event marks the end of Powys rule by the dynasty descended from Cadell Ddrynllwg, it being replaced by Bleddyn ap Cynfyn and
his heirs. While the transfer of power actually occurred following the 1063 death of Gruffudd ap Llewelyn when the English
confirmed Rhiwallon ap Cynfyn as their approved ruler in Powys and Bleddyn in Gwynedd, this may have been only because the
sons of Gruffudd were too young to assume a Celtic kingship. The fact that those sons made no claim to their father's
crowns in 1063 but did do so in 1069 is, we believe, strong evidence of their ages. The eldest of them, whether Ithel
or Maredudd, was likely born within a year or two after their father assumed rule in Powys in 1039 and was yet in
his early 20's in 1063. When he attained his "full age", he asserted his birthright and claimed the kingship of Powys
then held by an interim king, Rhiwallon ap Cynfyn.
The ancient accounts say that both
Rhiwallon and Ithel fell in battle at Mechain, and that Maredudd died of "the cold" which most assume meant he fled into the
mountains and met his death from the elements. The account continues to say that afterwards, Bleddyn held the kingships
of both Gwynedd and Powys. While we agree that Bleddyn emerged victorius following the event, we doubt he was even present
when his brother fell.
We have conjectured elsewhere
that the sons of Gruffudd had met with Gruffudd ap Cynan nephew of Iago, the heir to the Gwynedd kingship held by
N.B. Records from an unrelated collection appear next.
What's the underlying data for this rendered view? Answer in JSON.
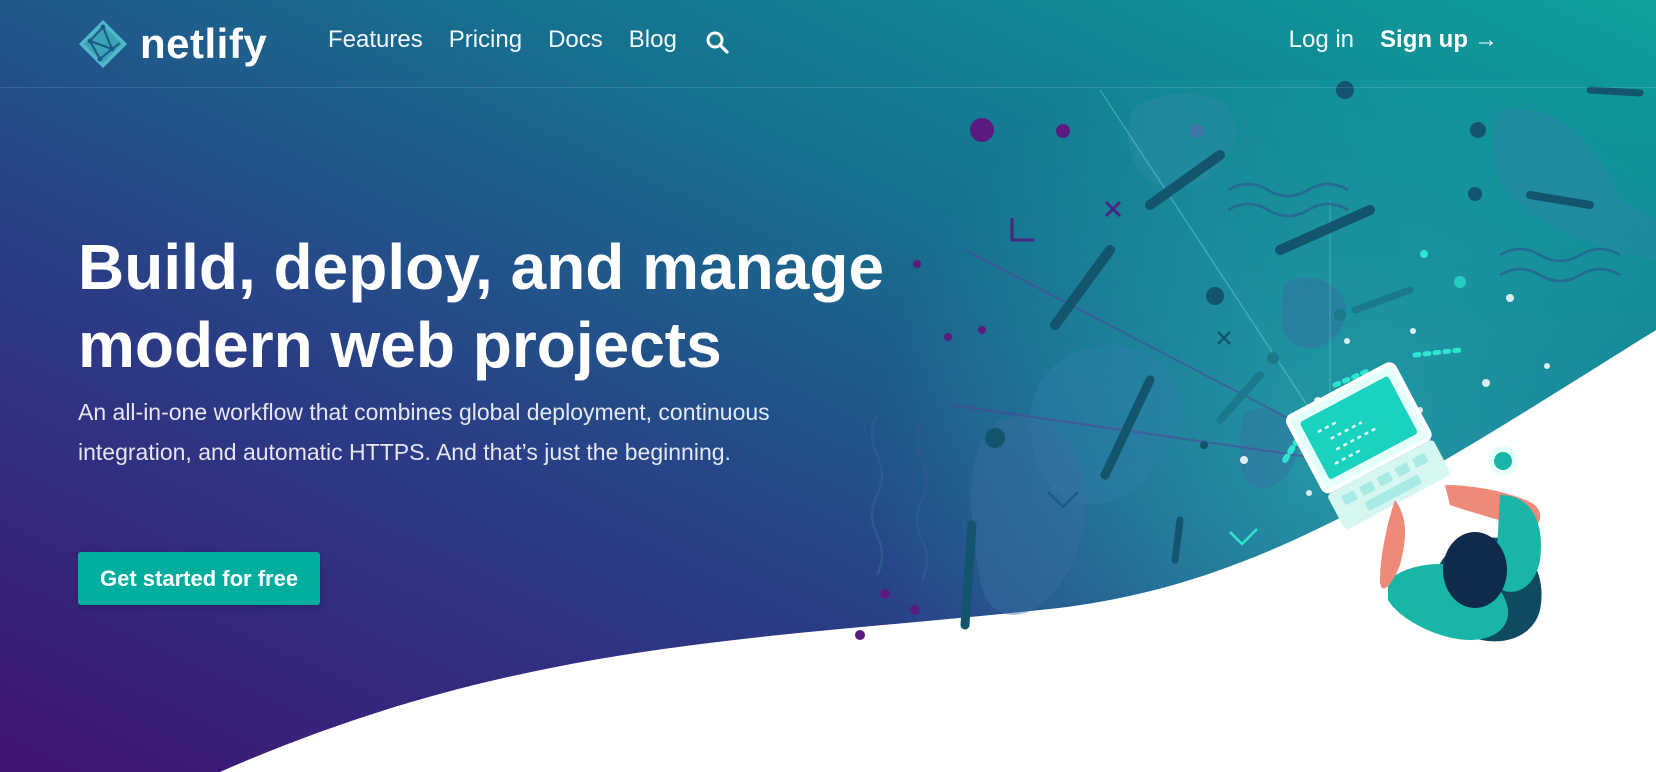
{
  "brand": {
    "name": "netlify",
    "logo_icon": "netlify-logo-icon"
  },
  "nav": {
    "links": [
      {
        "label": "Features"
      },
      {
        "label": "Pricing"
      },
      {
        "label": "Docs"
      },
      {
        "label": "Blog"
      }
    ],
    "search_icon": "search-icon"
  },
  "auth": {
    "login_label": "Log in",
    "signup_label": "Sign up",
    "signup_arrow": "→"
  },
  "hero": {
    "headline": "Build, deploy, and manage modern web projects",
    "subtitle": "An all-in-one workflow that combines global deployment, continuous integration, and automatic HTTPS. And that’s just the beginning.",
    "cta_label": "Get started for free",
    "illustration": "developer-laptop-illustration"
  },
  "colors": {
    "gradient_start": "#3a1677",
    "gradient_mid": "#1f5d8c",
    "gradient_end": "#0f9e9b",
    "accent": "#00ad9f",
    "text": "#ffffff",
    "wave": "#ffffff"
  }
}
Bleddyn. In that meeting shortly before Mechain, we think an alliance was struck to remove the sons of Cynfyn from both
Powys and Gwynedd, assert their own rights to those kingdoms and thus restore both to their dynastic families. Then a refugee
living in Ireland, this Gruffudd ap Cynan had no army to assist the sons of Gruffudd ap Llewelyn but believed he would be
provided with a host of Irishmen to attack Bleddyn in Gwynedd if Ithel and Maredudd successfully deposed Rhiwallon in Powys.
We suggest that Ithel and Maredudd
then sent word to Rhiwallon ap Cynfyn in Mathrafel that the eldest of them had attained legal kingship age and expected Rhiwallon
to relinquish his interim rule. That their army awaited his decision just across the Fyrnwy River in the cantref of
Mechain. Having no intention to step aside for his nephews, Rhiwallon's warband sallied forth to oppose their claim.
We suspect Bleddyn was himself over 100 miles away at his own palace in Anglesey. When the two warbands met, we suggest
it was the forces of Ithel and Maredudd which dominated the battle. Rhiwallon had sent messingers to seek the assistance
of his brother and his army sought to hold off the superior force until Bleddyn's army had time to arrive on the scene.
They held out until darkness, but at first sunlight the battle resumed with still no sign of Bleddyn's men. The losses
mounted for Rhiwallon's men until finally he was surrounded and fell fatally wounded. His penteulu exhorted his men
to fight on as help was due any moment. When Bleddyn's men arrived on the scene, the tide swiftly turned against the
sons of Gruffudd. Ithel was slain and his men scattered; Maredudd took shelter in the mountains. Although his
position was immune to attack, the exits were easy to block and he died of the combination of hunger, thirst and cold